> Aim of the task: In the records below, find each line with the word "JSON" and copy it.

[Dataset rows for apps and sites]
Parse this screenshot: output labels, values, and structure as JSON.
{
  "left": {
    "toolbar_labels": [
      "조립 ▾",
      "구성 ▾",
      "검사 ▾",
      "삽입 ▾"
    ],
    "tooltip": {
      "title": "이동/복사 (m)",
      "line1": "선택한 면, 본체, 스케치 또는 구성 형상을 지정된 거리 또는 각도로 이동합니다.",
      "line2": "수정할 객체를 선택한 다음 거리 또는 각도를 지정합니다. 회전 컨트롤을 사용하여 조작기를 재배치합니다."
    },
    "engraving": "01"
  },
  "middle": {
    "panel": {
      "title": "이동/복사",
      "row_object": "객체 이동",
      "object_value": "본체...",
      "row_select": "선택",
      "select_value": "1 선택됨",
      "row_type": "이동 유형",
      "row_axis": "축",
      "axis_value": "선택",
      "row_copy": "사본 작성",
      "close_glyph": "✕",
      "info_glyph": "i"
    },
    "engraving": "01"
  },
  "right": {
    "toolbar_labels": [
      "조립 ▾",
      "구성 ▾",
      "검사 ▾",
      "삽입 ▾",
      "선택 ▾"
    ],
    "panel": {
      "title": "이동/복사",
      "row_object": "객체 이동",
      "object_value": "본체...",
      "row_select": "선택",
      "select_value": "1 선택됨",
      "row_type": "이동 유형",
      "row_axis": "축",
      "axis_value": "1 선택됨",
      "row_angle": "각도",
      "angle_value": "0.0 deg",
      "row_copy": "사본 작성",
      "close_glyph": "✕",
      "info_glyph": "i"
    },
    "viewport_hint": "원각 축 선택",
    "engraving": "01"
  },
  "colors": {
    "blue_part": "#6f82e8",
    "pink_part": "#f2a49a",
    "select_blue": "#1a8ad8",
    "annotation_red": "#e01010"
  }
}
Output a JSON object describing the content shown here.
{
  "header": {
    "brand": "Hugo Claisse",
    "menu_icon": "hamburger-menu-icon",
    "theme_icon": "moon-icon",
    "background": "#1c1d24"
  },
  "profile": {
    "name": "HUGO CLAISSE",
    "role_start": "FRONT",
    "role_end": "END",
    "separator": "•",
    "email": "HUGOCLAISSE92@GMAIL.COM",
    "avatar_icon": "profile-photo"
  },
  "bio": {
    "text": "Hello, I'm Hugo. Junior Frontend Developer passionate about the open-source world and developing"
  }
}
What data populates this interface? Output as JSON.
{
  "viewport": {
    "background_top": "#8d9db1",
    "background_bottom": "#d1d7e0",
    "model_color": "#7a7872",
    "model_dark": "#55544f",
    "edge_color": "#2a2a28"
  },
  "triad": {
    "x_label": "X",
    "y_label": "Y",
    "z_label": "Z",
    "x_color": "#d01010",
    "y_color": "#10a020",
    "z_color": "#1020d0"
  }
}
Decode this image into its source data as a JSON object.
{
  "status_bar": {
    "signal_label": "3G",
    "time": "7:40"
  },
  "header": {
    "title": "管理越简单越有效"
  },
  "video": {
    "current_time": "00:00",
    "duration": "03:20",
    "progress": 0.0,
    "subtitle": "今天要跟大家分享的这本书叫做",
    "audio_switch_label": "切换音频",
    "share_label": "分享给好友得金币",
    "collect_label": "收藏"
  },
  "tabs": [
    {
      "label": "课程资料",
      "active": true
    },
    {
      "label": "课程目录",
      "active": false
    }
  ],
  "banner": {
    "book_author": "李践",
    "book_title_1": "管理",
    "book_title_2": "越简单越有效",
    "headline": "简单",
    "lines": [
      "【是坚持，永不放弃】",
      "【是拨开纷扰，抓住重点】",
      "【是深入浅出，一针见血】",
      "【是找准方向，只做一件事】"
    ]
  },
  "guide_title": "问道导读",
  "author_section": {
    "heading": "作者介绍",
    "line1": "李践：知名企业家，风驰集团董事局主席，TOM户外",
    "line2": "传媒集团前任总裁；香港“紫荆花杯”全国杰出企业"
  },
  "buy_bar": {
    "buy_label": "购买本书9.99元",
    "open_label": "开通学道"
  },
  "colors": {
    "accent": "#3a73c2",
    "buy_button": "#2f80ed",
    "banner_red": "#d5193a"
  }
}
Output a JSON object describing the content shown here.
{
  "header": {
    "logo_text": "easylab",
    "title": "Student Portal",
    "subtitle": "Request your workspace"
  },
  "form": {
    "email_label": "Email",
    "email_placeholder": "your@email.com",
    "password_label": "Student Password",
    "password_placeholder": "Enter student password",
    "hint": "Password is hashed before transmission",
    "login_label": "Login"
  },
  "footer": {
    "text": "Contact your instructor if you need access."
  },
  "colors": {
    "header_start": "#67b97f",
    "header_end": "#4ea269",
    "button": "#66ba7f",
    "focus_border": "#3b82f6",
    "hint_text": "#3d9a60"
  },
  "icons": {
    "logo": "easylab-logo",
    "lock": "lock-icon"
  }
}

> Task solution:
Parse this screenshot: output labels, values, and structure as JSON.
Output a JSON object describing the content shown here.
What data populates this interface? Output as JSON.
Decode this image into its source data as a JSON object.
Output a JSON object describing the content shown here.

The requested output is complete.